### [Source material]

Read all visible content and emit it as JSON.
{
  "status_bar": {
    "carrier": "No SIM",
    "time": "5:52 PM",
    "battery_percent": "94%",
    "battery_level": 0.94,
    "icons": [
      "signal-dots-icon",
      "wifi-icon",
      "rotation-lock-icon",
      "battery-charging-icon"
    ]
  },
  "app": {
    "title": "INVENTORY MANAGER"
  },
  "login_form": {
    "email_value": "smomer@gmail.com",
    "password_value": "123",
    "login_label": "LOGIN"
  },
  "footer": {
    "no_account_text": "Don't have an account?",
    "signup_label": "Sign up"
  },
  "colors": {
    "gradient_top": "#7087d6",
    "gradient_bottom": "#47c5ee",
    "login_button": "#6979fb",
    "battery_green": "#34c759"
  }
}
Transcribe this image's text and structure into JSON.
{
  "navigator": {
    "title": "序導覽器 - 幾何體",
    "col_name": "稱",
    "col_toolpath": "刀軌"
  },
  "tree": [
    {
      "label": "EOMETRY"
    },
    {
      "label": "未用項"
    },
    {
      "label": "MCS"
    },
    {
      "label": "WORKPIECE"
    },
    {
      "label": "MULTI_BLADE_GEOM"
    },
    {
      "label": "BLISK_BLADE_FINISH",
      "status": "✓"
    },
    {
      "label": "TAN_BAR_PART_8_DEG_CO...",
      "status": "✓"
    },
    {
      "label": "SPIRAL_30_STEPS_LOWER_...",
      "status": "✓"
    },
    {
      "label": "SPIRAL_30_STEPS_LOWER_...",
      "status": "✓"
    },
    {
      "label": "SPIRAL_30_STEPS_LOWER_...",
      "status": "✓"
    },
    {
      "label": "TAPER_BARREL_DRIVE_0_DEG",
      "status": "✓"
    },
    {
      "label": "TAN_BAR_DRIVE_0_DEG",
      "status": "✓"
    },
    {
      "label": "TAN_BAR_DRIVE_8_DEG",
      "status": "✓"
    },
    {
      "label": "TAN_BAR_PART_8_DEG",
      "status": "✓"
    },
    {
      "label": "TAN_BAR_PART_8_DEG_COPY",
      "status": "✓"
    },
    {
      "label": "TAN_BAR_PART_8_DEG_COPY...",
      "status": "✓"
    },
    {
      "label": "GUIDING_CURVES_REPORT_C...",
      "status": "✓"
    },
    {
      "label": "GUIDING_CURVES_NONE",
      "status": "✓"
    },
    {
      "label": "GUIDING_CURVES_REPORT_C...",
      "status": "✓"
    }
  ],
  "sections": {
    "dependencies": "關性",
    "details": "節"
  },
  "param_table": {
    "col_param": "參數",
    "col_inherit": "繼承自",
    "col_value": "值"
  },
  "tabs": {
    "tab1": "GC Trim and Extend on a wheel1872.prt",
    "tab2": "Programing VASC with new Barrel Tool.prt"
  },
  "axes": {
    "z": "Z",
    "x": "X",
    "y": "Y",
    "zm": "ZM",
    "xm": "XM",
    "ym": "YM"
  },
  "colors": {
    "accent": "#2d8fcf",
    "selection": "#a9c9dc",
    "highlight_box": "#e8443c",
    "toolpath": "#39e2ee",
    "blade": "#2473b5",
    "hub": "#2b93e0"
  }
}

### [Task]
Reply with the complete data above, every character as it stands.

### [Response box]
Read all visible content and emit it as JSON.
{
  "status_bar": {
    "carrier": "No SIM",
    "time": "5:52 PM",
    "battery_percent": "94%",
    "battery_level": 0.94,
    "icons": [
      "signal-dots-icon",
      "wifi-icon",
      "rotation-lock-icon",
      "battery-charging-icon"
    ]
  },
  "app": {
    "title": "INVENTORY MANAGER"
  },
  "login_form": {
    "email_value": "smomer@gmail.com",
    "password_value": "123",
    "login_label": "LOGIN"
  },
  "footer": {
    "no_account_text": "Don't have an account?",
    "signup_label": "Sign up"
  },
  "colors": {
    "gradient_top": "#7087d6",
    "gradient_bottom": "#47c5ee",
    "login_button": "#6979fb",
    "battery_green": "#34c759"
  }
}
Transcribe this image's text and structure into JSON.
{
  "navigator": {
    "title": "序導覽器 - 幾何體",
    "col_name": "稱",
    "col_toolpath": "刀軌"
  },
  "tree": [
    {
      "label": "EOMETRY"
    },
    {
      "label": "未用項"
    },
    {
      "label": "MCS"
    },
    {
      "label": "WORKPIECE"
    },
    {
      "label": "MULTI_BLADE_GEOM"
    },
    {
      "label": "BLISK_BLADE_FINISH",
      "status": "✓"
    },
    {
      "label": "TAN_BAR_PART_8_DEG_CO...",
      "status": "✓"
    },
    {
      "label": "SPIRAL_30_STEPS_LOWER_...",
      "status": "✓"
    },
    {
      "label": "SPIRAL_30_STEPS_LOWER_...",
      "status": "✓"
    },
    {
      "label": "SPIRAL_30_STEPS_LOWER_...",
      "status": "✓"
    },
    {
      "label": "TAPER_BARREL_DRIVE_0_DEG",
      "status": "✓"
    },
    {
      "label": "TAN_BAR_DRIVE_0_DEG",
      "status": "✓"
    },
    {
      "label": "TAN_BAR_DRIVE_8_DEG",
      "status": "✓"
    },
    {
      "label": "TAN_BAR_PART_8_DEG",
      "status": "✓"
    },
    {
      "label": "TAN_BAR_PART_8_DEG_COPY",
      "status": "✓"
    },
    {
      "label": "TAN_BAR_PART_8_DEG_COPY...",
      "status": "✓"
    },
    {
      "label": "GUIDING_CURVES_REPORT_C...",
      "status": "✓"
    },
    {
      "label": "GUIDING_CURVES_NONE",
      "status": "✓"
    },
    {
      "label": "GUIDING_CURVES_REPORT_C...",
      "status": "✓"
    }
  ],
  "sections": {
    "dependencies": "關性",
    "details": "節"
  },
  "param_table": {
    "col_param": "參數",
    "col_inherit": "繼承自",
    "col_value": "值"
  },
  "tabs": {
    "tab1": "GC Trim and Extend on a wheel1872.prt",
    "tab2": "Programing VASC with new Barrel Tool.prt"
  },
  "axes": {
    "z": "Z",
    "x": "X",
    "y": "Y",
    "zm": "ZM",
    "xm": "XM",
    "ym": "YM"
  },
  "colors": {
    "accent": "#2d8fcf",
    "selection": "#a9c9dc",
    "highlight_box": "#e8443c",
    "toolpath": "#39e2ee",
    "blade": "#2473b5",
    "hub": "#2b93e0"
  }
}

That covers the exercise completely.